Feeds

Pirate party hauls in Berlin state election booty

Angela's party came second. Awwww Arrr

Security for virtualized datacentres

Piratenpartei Deutschland, the German Pirate Party, has won 8.9 per cent of votes cast in Berlin's state elections. It is the highest vote share the oddballs have ever received in Germany, and early estimates suggest the vote earns it 14 or 15 seats in the 130-seat Berlin regional parliament. The vote also saw a 17.6 per cent vote for the Greens in a strong gesture against the established parties.

In Berlin, the Piratenpartei added populist policies such as free rides on the underground (to be subdised by the taxpayer), and legalising marijuana, to their traditional single issue of curtailing creators' human rights, which is the party's raison d'être.

Since Berlin has a debt larger than many countries, at €62bn, it is no more likely that the PP's free-riding policy will be implemented than its freeloading policy. Much as Germany, as a nation, subsidises the feckless and economically incapable states of the European Union, the productive parts of the German nation must subsidise the non-stop party city.

The Pirate Parties like to describe themselves as a movement "for personal liberty" and "human rights". But this is based on a rather selective idea of the application of those rights. Creators, for example, would be discriminated against.

And they should remember to enjoy it while they can. A German Eurosceptic party might gain 40 to 50 per cent of the popular vote, according to a poll conducted for Bild am Sonntag.

And in recent national elections Pirate have flopped. Early gains by the Swedish Pirates fell apart in the 2010 general election last year, while the UK Pirate Party fielded nine candidates in the 2010 General Election, averaging just 140 votes per seat: less than half the average number of spoiled ballot papers (289) in each constituency.

What's surprising is that with major parties failing to provide imaginative policies, and generally tainted by their "consensus" support, it's surprising there aren't more protest votes. ®

New hybrid storage solutions

More from The Register

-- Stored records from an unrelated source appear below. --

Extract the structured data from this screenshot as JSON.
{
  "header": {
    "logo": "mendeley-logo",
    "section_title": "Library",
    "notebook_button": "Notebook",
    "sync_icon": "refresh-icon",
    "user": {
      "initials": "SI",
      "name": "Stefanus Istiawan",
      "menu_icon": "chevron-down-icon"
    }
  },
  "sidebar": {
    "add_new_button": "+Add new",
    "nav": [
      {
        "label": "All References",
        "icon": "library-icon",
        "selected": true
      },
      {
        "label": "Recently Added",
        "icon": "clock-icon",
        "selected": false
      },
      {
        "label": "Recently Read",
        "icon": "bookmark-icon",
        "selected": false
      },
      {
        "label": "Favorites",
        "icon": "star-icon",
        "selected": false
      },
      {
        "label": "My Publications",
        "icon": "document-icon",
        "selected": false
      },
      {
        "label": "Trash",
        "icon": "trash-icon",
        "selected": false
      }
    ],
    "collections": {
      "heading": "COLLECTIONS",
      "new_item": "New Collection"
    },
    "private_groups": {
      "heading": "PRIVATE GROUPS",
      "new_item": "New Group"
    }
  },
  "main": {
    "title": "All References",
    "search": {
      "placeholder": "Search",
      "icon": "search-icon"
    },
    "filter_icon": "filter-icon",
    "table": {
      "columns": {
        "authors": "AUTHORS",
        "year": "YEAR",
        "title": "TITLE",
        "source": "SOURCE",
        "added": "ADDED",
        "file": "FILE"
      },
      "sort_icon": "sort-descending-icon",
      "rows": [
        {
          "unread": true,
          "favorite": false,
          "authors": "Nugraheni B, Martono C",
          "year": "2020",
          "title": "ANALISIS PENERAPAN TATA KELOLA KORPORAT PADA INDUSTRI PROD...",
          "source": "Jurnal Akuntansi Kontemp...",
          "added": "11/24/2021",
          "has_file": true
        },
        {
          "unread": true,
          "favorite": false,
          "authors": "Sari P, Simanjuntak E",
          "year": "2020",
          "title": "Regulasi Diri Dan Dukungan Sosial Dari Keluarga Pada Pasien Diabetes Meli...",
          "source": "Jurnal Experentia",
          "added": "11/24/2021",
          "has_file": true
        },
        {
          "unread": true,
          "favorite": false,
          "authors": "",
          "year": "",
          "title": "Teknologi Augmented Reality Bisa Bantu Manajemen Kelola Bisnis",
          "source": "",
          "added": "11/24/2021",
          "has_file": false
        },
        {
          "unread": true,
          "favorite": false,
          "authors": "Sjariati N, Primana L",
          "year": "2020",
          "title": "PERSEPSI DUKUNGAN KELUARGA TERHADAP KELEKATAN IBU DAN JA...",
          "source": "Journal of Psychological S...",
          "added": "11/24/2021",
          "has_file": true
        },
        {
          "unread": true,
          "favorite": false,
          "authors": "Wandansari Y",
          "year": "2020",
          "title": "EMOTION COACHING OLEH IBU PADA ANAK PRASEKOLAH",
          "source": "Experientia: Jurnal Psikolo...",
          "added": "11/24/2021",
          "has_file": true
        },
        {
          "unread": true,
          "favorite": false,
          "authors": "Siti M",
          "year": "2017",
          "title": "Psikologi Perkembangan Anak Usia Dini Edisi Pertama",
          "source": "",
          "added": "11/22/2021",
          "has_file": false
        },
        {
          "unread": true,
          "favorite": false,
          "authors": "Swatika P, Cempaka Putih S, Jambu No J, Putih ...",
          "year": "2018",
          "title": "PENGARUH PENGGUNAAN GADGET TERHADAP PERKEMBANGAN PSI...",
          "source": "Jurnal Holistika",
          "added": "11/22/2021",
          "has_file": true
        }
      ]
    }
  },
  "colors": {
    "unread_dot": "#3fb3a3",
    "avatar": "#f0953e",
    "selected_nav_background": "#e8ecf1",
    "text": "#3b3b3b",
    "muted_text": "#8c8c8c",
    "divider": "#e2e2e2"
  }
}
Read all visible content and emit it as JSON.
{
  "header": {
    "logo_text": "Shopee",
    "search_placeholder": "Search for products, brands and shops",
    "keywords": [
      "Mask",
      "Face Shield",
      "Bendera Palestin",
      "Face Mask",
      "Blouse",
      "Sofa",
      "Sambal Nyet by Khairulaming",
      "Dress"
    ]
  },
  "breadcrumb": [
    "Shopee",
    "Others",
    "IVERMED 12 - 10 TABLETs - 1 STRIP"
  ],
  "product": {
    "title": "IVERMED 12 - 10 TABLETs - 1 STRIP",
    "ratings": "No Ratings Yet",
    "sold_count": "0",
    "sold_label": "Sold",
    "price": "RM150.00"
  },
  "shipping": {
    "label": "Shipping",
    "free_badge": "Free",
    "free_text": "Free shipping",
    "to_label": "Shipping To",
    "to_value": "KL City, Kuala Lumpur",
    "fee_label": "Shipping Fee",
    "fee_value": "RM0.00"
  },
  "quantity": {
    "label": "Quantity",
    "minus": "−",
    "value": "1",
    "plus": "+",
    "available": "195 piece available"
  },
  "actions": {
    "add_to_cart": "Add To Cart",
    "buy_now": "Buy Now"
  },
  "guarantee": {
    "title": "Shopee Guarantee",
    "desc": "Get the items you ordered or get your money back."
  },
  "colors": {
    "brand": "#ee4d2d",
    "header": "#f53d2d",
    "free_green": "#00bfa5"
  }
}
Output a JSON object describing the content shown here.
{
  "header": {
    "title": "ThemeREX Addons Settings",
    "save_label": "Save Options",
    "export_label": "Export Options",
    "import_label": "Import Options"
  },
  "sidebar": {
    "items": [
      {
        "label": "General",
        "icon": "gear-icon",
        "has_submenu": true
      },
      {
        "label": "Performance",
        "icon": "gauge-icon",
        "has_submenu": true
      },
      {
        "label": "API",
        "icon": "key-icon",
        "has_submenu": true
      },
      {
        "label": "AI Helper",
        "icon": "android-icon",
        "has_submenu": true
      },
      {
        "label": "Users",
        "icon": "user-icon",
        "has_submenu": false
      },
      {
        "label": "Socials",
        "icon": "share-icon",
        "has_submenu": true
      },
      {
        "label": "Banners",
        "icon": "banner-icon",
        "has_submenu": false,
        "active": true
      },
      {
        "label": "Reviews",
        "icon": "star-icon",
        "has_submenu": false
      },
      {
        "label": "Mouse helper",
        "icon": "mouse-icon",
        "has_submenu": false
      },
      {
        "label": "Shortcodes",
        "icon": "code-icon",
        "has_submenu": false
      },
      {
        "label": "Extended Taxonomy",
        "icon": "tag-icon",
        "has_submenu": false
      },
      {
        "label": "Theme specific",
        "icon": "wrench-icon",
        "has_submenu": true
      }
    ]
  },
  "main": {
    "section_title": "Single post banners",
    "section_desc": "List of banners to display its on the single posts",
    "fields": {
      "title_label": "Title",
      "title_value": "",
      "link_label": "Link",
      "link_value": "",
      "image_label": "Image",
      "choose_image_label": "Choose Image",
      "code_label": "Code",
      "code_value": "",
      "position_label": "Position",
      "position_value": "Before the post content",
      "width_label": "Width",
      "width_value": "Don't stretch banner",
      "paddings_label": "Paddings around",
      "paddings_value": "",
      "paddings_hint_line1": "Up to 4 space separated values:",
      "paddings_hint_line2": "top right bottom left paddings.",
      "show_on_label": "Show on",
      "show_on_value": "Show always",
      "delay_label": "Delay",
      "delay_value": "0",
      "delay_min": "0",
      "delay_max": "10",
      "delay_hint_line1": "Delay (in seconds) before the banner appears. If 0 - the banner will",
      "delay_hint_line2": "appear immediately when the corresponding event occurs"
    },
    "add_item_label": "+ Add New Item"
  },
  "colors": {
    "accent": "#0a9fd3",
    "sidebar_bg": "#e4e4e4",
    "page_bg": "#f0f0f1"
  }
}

next story
Found inside ISIS terror chap's laptop: CELINE DION tunes
REPORT: Stash of terrorist material found in Syria Dell box
Show us your Five-Eyes SECRETS says Privacy International
Refusal to disclose GCHQ canteen menus and prices triggers Euro Human Rights Court action
Radio hams can encrypt, in emergencies, says Ofcom
Consultation promises new spectrum and hints at relaxed licence conditions
Snowden, Dotcom, throw bombs into NZ election campaign
Claim of tapped undersea cable refuted by Kiwi PM as Kim claims extradition plot
Heavy VPN users are probably pirates, says BBC
And ISPs should nab 'em on our behalf
Former Bitcoin Foundation chair pleads guilty to money-laundering charge
Charlie Shrem plea deal could still get him five YEARS in chokey
prev story

Whitepapers

Secure remote control for conventional and virtual desktops
Balancing user privacy and privileged access, in accordance with compliance frameworks and legislation. Evaluating any potential remote control choice.
Saudi Petroleum chooses Tegile storage solution
A storage solution that addresses company growth and performance for business-critical applications of caseware archive and search along with other key operational systems.
High Performance for All
While HPC is not new, it has traditionally been seen as a specialist area – is it now geared up to meet more mainstream requirements?
Security for virtualized datacentres
Legacy security solutions are inefficient due to the architectural differences between physical and virtual environments.
Providing a secure and efficient Helpdesk
A single remote control platform for user support is be key to providing an efficient helpdesk. Retain full control over the way in which screen and keystroke data is transmitted.